      Hope my question make sense, looking forward to hear your thoughts, thank you! :)
      Yeah so I think you would be correct. If villain goes all in on the turn and you are going to call you will always have X% equity vs villain's hand. So for example, lets say you call the all in and have 40% equity and when you call the pot is $200. If you run this hand 1 million times, over the long term you will only ever win $80 from this pot or 100% of your 40% equity. An RF of 1

      Where it changes is if there is still play on future streets. So lets say you have 35% equity on the turn when you call, versus the range of hands that villain will bet turn with, and pot is $100. So if we just checked down this spot 1 million times, no matter what the river card is, then you would just win your $35 over the long term and your RF would be 1, much like the turn all in. However, what happens when the river card comes and more money starts going in. So like with the flush example, if you hit your flush and you can lead and get villian to call, then you just earned more than your 35% equity from the turn.
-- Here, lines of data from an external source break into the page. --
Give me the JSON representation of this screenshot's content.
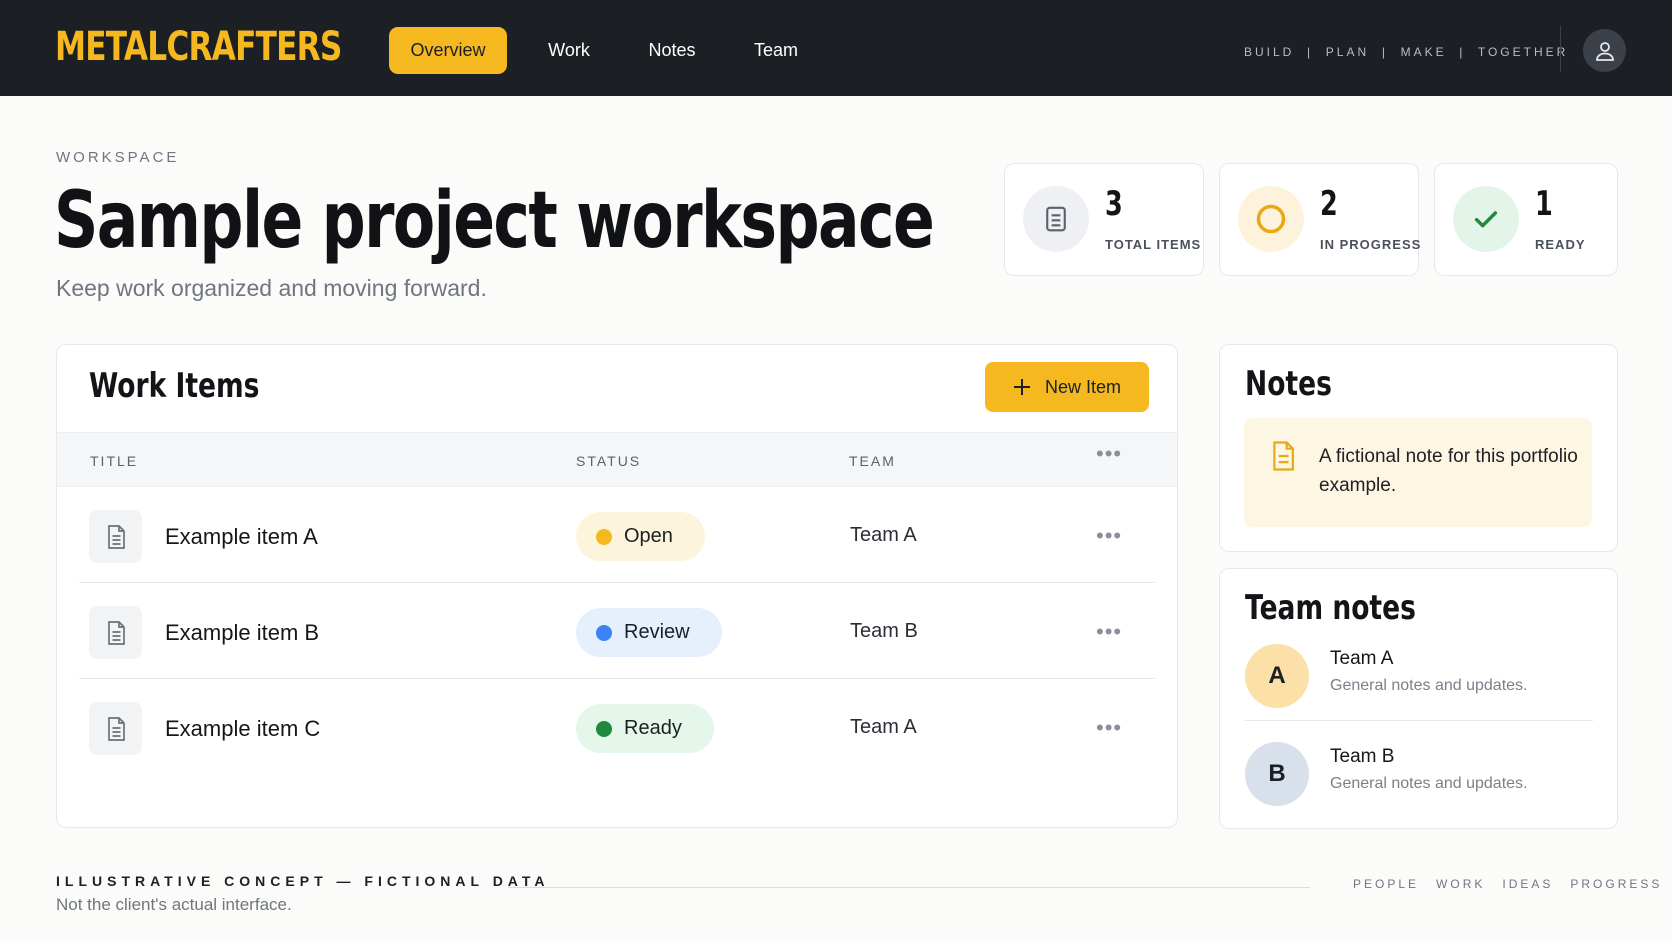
{
  "brand": "METALCRAFTERS",
  "nav": [
    {
      "label": "Overview",
      "active": true
    },
    {
      "label": "Work",
      "active": false
    },
    {
      "label": "Notes",
      "active": false
    },
    {
      "label": "Team",
      "active": false
    }
  ],
  "tagline": "BUILD  |  PLAN  |  MAKE  |  TOGETHER",
  "header": {
    "eyebrow": "WORKSPACE",
    "title": "Sample project workspace",
    "subtitle": "Keep work organized and moving forward."
  },
  "stats": [
    {
      "value": "3",
      "label": "TOTAL ITEMS",
      "icon": "document-icon"
    },
    {
      "value": "2",
      "label": "IN PROGRESS",
      "icon": "progress-circle-icon"
    },
    {
      "value": "1",
      "label": "READY",
      "icon": "checkmark-icon"
    }
  ],
  "work_items": {
    "title": "Work Items",
    "new_button": "New Item",
    "columns": {
      "title": "TITLE",
      "status": "STATUS",
      "team": "TEAM"
    },
    "rows": [
      {
        "title": "Example item A",
        "status": "Open",
        "status_color": "#f5b91f",
        "pill_bg": "#fdf4dc",
        "team": "Team A"
      },
      {
        "title": "Example item B",
        "status": "Review",
        "status_color": "#3b82f6",
        "pill_bg": "#e6f0fd",
        "team": "Team B"
      },
      {
        "title": "Example item C",
        "status": "Ready",
        "status_color": "#1f8a3c",
        "pill_bg": "#e5f6ea",
        "team": "Team A"
      }
    ]
  },
  "notes": {
    "title": "Notes",
    "text": "A fictional note for this portfolio example."
  },
  "team_notes": {
    "title": "Team notes",
    "items": [
      {
        "initial": "A",
        "name": "Team A",
        "sub": "General notes and updates.",
        "color": "#fbe0a8"
      },
      {
        "initial": "B",
        "name": "Team B",
        "sub": "General notes and updates.",
        "color": "#d8e0ec"
      }
    ]
  },
  "footer": {
    "title": "ILLUSTRATIVE CONCEPT — FICTIONAL DATA",
    "subtitle": "Not the client's actual interface.",
    "links": [
      "PEOPLE",
      "WORK",
      "IDEAS",
      "PROGRESS"
    ]
  },
  "colors": {
    "accent": "#f5b91f",
    "topbar": "#1c1f24"
  }
}
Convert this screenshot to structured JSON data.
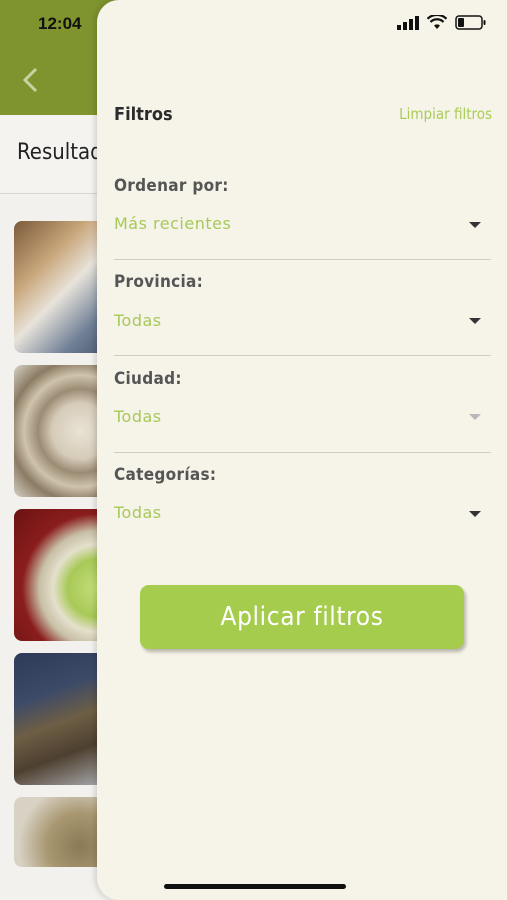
{
  "status_bar": {
    "time": "12:04"
  },
  "background": {
    "title": "Resultad"
  },
  "filters": {
    "title": "Filtros",
    "clear_label": "Limpiar filtros",
    "fields": [
      {
        "label": "Ordenar por:",
        "value": "Más recientes"
      },
      {
        "label": "Provincia:",
        "value": "Todas"
      },
      {
        "label": "Ciudad:",
        "value": "Todas"
      },
      {
        "label": "Categorías:",
        "value": "Todas"
      }
    ],
    "apply_label": "Aplicar filtros"
  },
  "colors": {
    "header": "#7f932f",
    "accent": "#a5cc4c",
    "panel": "#f6f3e8"
  }
}
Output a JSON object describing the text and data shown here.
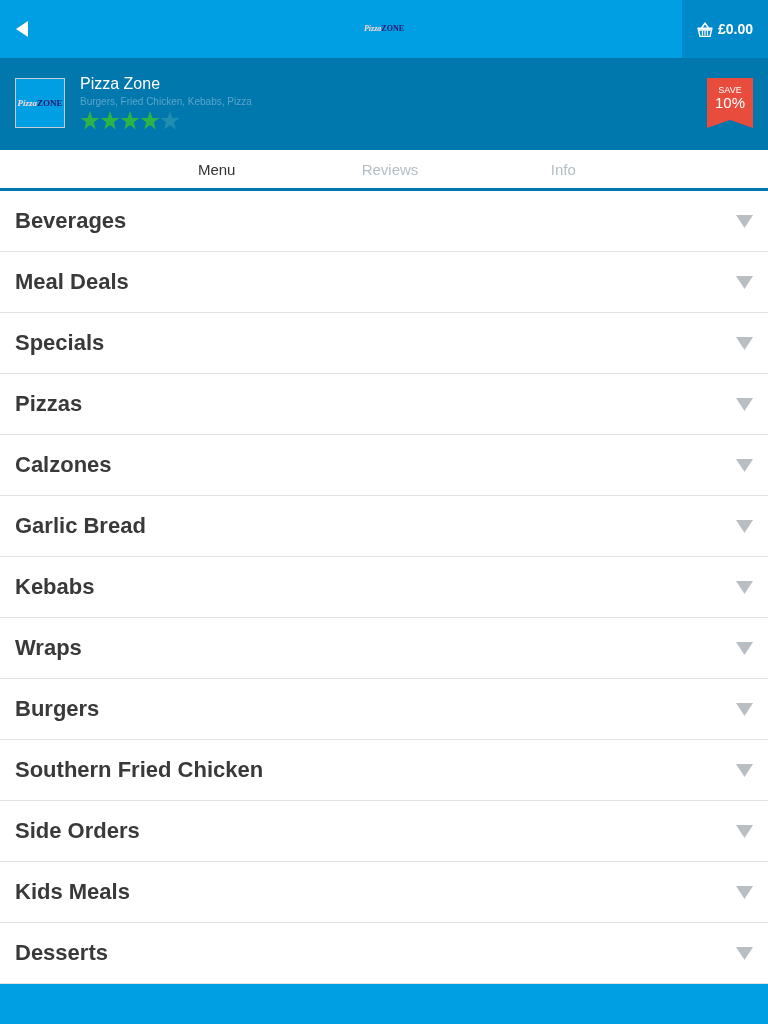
{
  "header": {
    "logo": [
      "Pizza",
      "ZONE"
    ],
    "cart_total": "£0.00"
  },
  "restaurant": {
    "logo": [
      "Pizza",
      "ZONE"
    ],
    "name": "Pizza Zone",
    "cuisines": "Burgers, Fried Chicken, Kebabs, Pizza",
    "stars": 4,
    "offer": {
      "label": "SAVE",
      "value": "10%"
    }
  },
  "tabs": [
    {
      "label": "Menu",
      "selected": true
    },
    {
      "label": "Reviews",
      "selected": false
    },
    {
      "label": "Info",
      "selected": false
    }
  ],
  "categories": [
    {
      "name": "Beverages",
      "expanded": false
    },
    {
      "name": "Meal Deals",
      "expanded": false
    },
    {
      "name": "Specials",
      "expanded": false
    },
    {
      "name": "Pizzas",
      "expanded": false
    },
    {
      "name": "Calzones",
      "expanded": false
    },
    {
      "name": "Garlic Bread",
      "expanded": false
    },
    {
      "name": "Kebabs",
      "expanded": false
    },
    {
      "name": "Wraps",
      "expanded": false
    },
    {
      "name": "Burgers",
      "expanded": false
    },
    {
      "name": "Southern Fried Chicken",
      "expanded": false
    },
    {
      "name": "Side Orders",
      "expanded": false
    },
    {
      "name": "Kids Meals",
      "expanded": false
    },
    {
      "name": "Desserts",
      "expanded": false
    }
  ]
}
Or maybe villain has a worse flush and you check and he bets and you can go all in or just call and again earn more. Things like position play a huge role. That's why people always talk about being able to realize their equity better when they are IP. When you are IP, you can always make sure more money goes in. OOP it is more difficult, unless you start implementing leading strategies.

      Not sure, the exact effect of having more money behind. I am not an expert, maybe @lnternet will chime in as he is more of an expert.
    • To me he represents AT/JJ with a flop raise here, as well a few bluffs. Since it's NL50 I don't think AT or other Tx raise too often, so you should be seeing a good amount of bluffs. Including some random raises like 44 or AQ I think (where 3b jam flop does make sense suddendly)


      Turn just call. Well his size is very big, so maybe not. Not sure what going on. What do you think he has here betting the turn so big? Surely not Tx? 3x also tends to go smaller..